OSHA is investigating a Boston hotel after staff claims they were forced to regularly deal with bodily fluids and medical waste without proper equipment or training.
THERE IS arguably no path to middle-class life in Boston more swift and secure than a job in a big hotel. But if you’re a member of Unite Here Local 26, the union that covers more than half of the hotel workers in Boston and Cambridge, the pay and benefits are striking:
Workers at the Harvard-owned DoubleTree Suites by Hilton Boston-Cambridge in Allston announced Saturday they have won a union. Workers joined UNITE HERE Local 26, Boston’s hotel workers union, ending a more than 2-year public fight and boycott.
After a high-profile, two-year effort to organize workers at the Hilton DoubleTree Suites hotel, involving a boycott, a sharply divided workforce, and an appeal to “Lean In” author Sheryl Sandberg, a majority of employees voted Friday to form a union.

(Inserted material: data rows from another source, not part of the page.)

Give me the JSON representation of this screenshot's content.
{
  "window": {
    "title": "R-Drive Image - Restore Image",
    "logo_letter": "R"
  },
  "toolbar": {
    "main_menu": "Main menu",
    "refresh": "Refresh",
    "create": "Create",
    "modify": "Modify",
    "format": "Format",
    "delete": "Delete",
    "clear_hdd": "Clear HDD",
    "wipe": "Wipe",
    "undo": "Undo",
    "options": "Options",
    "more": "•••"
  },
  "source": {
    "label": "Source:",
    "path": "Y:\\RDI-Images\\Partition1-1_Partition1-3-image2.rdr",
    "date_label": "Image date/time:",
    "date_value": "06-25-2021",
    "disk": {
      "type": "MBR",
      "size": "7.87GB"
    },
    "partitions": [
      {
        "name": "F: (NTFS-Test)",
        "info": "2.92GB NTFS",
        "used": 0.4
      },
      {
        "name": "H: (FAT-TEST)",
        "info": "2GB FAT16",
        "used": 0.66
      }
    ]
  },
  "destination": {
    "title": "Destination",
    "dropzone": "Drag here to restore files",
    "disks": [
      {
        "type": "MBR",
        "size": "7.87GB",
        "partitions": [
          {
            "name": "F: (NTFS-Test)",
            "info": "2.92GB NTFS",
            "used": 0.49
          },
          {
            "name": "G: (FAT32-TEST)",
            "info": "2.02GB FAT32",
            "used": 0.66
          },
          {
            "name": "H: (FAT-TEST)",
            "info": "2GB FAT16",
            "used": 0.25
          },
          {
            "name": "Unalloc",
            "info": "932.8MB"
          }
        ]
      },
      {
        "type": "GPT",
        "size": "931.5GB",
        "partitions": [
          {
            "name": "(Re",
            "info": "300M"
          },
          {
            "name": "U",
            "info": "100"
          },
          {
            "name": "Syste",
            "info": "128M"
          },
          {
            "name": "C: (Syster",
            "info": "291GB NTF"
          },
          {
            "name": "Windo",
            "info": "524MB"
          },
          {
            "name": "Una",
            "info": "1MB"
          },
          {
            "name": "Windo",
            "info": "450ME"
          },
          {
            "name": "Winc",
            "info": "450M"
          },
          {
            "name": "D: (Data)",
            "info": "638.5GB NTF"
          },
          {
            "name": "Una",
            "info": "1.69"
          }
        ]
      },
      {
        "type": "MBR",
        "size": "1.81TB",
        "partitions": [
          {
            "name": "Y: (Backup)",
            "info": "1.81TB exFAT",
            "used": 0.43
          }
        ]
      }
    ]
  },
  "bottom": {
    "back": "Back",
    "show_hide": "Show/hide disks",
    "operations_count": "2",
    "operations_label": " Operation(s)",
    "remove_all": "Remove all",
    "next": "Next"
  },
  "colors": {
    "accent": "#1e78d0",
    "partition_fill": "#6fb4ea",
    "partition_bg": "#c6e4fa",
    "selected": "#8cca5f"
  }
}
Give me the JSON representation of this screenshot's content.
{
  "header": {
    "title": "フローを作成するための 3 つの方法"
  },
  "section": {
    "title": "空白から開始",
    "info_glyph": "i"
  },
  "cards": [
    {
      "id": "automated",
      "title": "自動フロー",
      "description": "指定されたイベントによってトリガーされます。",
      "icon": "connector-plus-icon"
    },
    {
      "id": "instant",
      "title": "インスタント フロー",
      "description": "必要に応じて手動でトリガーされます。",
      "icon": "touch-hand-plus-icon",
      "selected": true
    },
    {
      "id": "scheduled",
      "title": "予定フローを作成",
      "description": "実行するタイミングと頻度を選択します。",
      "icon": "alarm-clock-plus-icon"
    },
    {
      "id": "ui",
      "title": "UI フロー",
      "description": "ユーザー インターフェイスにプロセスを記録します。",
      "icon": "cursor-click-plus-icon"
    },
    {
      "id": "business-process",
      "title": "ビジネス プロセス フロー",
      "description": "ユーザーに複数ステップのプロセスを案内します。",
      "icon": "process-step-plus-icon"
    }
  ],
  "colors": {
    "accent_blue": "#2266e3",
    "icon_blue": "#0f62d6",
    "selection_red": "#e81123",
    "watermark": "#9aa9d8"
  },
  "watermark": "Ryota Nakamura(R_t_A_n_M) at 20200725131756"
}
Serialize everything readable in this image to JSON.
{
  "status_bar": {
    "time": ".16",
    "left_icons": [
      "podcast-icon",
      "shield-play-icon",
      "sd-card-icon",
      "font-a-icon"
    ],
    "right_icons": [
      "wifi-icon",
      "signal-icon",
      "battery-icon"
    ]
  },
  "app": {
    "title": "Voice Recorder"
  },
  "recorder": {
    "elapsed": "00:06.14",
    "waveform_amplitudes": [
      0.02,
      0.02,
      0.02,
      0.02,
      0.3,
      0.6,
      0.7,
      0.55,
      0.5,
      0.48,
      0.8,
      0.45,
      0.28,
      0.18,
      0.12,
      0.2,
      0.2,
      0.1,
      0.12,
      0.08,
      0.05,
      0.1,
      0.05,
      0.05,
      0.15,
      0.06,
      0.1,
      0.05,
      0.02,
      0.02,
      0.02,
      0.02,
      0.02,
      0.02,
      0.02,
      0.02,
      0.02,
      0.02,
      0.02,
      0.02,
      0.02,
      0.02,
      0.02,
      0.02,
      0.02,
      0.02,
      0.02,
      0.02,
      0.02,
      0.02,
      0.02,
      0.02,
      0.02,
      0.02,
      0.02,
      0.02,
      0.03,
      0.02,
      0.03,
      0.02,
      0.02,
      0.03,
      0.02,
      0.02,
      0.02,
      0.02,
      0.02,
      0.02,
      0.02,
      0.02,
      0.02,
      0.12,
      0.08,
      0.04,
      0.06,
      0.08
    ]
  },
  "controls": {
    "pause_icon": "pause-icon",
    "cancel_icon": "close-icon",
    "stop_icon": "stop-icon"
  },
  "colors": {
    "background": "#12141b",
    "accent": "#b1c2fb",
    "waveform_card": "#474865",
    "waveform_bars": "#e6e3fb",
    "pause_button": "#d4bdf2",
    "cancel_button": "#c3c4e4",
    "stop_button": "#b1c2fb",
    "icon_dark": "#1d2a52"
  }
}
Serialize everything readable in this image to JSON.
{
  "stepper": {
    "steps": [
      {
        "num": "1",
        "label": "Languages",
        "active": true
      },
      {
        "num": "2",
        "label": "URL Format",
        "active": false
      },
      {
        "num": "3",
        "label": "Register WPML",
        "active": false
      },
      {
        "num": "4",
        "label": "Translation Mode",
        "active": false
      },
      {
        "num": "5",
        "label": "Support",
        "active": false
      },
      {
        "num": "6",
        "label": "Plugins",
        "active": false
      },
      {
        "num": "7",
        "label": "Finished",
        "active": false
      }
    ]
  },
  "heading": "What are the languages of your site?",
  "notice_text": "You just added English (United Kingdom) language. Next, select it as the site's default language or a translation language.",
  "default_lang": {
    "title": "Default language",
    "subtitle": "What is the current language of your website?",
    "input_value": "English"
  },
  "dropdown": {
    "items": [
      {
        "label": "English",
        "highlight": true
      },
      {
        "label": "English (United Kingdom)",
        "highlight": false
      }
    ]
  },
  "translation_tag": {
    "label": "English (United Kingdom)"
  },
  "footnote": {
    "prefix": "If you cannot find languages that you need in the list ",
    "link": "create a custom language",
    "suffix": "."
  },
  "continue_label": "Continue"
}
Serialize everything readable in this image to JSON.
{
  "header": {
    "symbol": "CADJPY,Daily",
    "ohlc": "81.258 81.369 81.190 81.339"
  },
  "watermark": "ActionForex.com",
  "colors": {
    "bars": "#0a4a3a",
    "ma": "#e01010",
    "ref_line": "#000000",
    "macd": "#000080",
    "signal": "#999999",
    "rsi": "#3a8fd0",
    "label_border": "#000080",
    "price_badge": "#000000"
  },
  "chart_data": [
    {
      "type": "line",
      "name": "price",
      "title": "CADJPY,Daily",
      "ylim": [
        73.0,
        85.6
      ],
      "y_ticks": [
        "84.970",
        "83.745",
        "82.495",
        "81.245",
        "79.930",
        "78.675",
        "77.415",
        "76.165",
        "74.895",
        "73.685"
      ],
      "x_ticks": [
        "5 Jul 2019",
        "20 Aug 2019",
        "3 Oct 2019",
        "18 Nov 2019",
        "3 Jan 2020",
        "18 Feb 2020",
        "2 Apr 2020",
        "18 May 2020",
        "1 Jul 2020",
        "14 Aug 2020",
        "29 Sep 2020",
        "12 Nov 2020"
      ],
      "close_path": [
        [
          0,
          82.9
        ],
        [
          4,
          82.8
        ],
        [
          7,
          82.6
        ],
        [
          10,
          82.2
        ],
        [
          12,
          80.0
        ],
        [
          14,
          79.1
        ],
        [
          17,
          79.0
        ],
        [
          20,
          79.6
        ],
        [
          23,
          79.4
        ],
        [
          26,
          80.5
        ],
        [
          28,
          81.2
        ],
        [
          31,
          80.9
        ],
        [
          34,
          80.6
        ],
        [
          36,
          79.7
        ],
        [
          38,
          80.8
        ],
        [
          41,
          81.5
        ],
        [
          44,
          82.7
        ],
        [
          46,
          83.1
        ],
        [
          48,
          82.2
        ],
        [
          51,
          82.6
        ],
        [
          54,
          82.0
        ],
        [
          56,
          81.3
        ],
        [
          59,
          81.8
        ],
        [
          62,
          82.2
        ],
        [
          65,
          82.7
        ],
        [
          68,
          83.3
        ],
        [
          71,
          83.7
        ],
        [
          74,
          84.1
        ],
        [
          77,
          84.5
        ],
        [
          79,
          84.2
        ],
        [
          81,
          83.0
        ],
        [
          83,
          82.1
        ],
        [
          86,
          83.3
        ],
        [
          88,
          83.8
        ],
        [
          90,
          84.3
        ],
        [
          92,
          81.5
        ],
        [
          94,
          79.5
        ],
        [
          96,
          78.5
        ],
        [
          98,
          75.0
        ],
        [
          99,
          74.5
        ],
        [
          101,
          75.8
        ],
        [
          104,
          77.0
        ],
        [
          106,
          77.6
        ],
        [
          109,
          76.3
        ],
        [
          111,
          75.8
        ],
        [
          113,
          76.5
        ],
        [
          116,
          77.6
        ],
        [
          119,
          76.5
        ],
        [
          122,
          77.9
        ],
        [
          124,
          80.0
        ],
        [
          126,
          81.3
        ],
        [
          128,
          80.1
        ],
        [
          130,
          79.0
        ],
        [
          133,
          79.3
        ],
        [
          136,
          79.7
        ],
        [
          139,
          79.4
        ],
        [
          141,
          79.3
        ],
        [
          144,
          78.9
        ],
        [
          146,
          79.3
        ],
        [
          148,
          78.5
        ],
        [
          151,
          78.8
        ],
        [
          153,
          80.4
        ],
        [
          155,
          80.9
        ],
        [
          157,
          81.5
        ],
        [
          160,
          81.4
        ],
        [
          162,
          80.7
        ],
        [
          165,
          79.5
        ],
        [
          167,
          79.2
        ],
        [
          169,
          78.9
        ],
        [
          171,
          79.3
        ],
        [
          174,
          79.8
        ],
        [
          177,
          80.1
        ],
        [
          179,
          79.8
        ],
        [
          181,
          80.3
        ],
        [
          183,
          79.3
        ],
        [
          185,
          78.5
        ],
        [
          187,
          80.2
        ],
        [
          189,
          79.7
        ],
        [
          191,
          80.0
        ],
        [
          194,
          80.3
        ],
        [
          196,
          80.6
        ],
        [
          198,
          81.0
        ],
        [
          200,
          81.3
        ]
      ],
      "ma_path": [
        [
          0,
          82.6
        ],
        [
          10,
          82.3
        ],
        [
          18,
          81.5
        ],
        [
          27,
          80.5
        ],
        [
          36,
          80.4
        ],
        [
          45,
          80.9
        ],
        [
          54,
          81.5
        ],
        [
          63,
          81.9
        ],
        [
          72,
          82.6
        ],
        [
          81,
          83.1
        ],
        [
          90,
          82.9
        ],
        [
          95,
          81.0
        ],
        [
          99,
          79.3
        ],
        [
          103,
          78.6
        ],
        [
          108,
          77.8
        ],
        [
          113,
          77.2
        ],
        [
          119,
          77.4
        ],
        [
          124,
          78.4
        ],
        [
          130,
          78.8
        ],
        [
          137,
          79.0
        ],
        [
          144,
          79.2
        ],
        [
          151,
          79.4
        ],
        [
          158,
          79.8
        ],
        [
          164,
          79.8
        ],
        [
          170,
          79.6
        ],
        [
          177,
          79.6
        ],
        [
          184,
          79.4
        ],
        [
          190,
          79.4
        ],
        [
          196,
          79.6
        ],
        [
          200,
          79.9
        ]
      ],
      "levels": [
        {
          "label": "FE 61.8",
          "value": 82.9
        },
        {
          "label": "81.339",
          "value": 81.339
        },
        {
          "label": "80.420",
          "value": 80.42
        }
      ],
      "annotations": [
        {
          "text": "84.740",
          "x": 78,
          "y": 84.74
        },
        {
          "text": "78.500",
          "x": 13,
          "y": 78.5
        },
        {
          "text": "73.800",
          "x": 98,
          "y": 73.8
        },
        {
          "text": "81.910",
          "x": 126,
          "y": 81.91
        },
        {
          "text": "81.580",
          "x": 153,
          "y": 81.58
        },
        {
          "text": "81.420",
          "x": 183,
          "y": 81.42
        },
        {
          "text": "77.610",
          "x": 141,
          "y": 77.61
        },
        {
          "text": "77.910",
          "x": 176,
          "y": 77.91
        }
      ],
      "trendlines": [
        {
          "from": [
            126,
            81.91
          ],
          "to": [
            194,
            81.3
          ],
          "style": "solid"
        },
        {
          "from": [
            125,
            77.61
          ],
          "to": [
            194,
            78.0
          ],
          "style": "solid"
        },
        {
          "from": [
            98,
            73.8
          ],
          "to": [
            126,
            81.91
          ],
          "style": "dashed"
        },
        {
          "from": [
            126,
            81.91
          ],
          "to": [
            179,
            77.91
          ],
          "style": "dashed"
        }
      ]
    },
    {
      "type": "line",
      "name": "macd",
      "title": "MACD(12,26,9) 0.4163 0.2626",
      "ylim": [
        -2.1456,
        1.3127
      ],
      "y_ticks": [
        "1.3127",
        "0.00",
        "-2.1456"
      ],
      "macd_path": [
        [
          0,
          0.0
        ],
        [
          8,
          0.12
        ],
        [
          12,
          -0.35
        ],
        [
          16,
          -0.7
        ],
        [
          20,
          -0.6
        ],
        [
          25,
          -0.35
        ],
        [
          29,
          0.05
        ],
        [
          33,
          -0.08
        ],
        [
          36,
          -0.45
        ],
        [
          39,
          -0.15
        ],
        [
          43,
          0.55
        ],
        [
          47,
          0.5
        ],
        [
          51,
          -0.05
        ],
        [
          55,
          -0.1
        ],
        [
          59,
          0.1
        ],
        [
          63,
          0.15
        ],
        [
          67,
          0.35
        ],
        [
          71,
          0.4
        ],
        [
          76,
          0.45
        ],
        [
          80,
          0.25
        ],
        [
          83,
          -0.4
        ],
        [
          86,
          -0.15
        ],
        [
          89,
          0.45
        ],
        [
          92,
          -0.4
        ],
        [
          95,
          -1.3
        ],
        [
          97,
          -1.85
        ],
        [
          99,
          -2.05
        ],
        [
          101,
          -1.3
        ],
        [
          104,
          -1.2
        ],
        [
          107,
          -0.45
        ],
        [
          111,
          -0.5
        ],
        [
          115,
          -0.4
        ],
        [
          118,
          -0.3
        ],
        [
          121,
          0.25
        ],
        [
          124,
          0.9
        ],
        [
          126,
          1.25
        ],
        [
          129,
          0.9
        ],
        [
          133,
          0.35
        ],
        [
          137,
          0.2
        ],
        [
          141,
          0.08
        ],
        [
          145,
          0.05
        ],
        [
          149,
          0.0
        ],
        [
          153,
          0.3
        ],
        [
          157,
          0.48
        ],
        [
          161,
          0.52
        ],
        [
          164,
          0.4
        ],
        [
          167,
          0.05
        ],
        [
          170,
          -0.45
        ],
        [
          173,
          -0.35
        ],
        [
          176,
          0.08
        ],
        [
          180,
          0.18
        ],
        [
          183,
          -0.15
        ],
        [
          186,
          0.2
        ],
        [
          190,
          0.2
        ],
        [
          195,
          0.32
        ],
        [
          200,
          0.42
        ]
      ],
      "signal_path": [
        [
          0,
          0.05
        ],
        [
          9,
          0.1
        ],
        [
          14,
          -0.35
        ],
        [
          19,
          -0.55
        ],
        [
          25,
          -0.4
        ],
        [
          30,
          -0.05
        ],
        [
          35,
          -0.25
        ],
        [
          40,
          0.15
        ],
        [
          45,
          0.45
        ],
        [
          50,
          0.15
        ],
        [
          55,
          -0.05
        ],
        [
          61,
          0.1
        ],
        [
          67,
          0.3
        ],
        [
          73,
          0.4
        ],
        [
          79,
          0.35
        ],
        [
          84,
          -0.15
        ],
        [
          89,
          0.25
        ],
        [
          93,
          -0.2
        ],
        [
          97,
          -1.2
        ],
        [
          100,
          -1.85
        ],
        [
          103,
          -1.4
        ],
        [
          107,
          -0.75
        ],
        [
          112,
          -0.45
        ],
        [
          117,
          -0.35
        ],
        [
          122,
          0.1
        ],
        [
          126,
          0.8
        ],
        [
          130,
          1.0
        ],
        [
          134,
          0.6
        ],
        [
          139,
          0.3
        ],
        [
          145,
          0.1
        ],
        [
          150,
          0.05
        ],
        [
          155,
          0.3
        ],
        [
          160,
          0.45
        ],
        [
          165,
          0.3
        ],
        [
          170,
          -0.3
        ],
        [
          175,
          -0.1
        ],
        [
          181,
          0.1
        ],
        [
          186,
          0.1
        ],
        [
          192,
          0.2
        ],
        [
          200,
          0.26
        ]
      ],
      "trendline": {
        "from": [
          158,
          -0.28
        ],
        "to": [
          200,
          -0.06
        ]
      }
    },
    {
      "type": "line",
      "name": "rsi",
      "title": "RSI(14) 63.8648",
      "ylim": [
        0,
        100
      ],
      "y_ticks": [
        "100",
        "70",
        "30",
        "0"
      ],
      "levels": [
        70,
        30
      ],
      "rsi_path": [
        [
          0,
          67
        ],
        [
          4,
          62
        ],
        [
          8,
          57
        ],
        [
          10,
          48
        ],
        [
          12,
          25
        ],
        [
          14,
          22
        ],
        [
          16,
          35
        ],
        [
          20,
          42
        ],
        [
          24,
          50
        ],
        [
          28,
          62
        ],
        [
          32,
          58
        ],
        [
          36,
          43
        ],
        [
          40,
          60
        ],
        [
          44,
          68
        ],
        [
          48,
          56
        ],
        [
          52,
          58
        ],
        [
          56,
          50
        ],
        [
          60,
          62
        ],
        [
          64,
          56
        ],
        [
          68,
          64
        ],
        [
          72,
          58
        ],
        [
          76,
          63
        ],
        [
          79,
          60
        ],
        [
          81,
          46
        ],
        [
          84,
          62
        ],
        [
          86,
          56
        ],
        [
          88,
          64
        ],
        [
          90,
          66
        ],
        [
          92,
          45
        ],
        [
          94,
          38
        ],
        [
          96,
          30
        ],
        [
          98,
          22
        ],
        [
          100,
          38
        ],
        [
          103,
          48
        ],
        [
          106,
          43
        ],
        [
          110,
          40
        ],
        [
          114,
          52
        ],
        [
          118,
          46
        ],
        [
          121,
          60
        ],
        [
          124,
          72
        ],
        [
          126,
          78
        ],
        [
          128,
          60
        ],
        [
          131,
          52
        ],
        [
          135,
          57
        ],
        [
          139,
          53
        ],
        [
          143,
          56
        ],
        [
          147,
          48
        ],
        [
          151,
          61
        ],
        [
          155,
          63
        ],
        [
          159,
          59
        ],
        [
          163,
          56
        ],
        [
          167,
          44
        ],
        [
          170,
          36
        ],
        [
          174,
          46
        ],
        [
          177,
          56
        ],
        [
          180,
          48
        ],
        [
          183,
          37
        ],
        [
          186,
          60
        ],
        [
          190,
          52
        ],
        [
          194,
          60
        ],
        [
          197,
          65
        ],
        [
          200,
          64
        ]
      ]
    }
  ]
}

Workers at the Harvard-owned DoubleTree Suites by Hilton in Allston announced Saturday that they have won a union.
Workers joined UNITE HERE Local 26, Boston’s hotel workers union, ending a more than 2-year public fight and boycott. During the course of their campaign housekeepers educated the public about the pain they experienced cleaning hotel rooms. Undergraduate and graduate students at Harvard launched a campus campaign to encourage Harvard to support the workers’ demands.
“It is inspiring to see that when workers and students come together, real change can be made,” said Harvard freshman Angela Leocata. “The DoubleTree workers winning a union proves the power of collective action and the promise of student-worker solidarity.”
The workers made national news in May when they appealed to Facebook COO and feminist Sheryl Sandberg. Sandberg declined an invitation to “lean in” with immigrant housekeepers.
More recently, housekeepers at the hotel held the first hotel workers’ strike in Boston in more than 100 years. On November 20, 2014, housekeeping staff struck the hotel and joined hundreds of students and supporters on Harvard’s campus where more than 3000 cards of support were signed and delivered to administration.
“Working while pregnant at the hotel was a difficult time for me,” said housekeeper Delmy Lemus. “I am joyful today.”
Ongoing picket lines, rallies, and leaflet actions on campus and at the hotel were a major part of the workers’ campaign and boycott. Already unionized hotel workers from Local 26 often joined them.
“Our members believe all workers deserve the standard that we’ve fought for,” said Boston hotel workers union President Brian Lang. “We will be relentless until all hotel and hospitality workers in Boston can work safely and can provide a better life for their families.”
With union recognition, workers will now sit down to bargain their first contract.
“It will be powerful to negotiate with management as partners and equals,” said housekeeper Sandra Hernandez.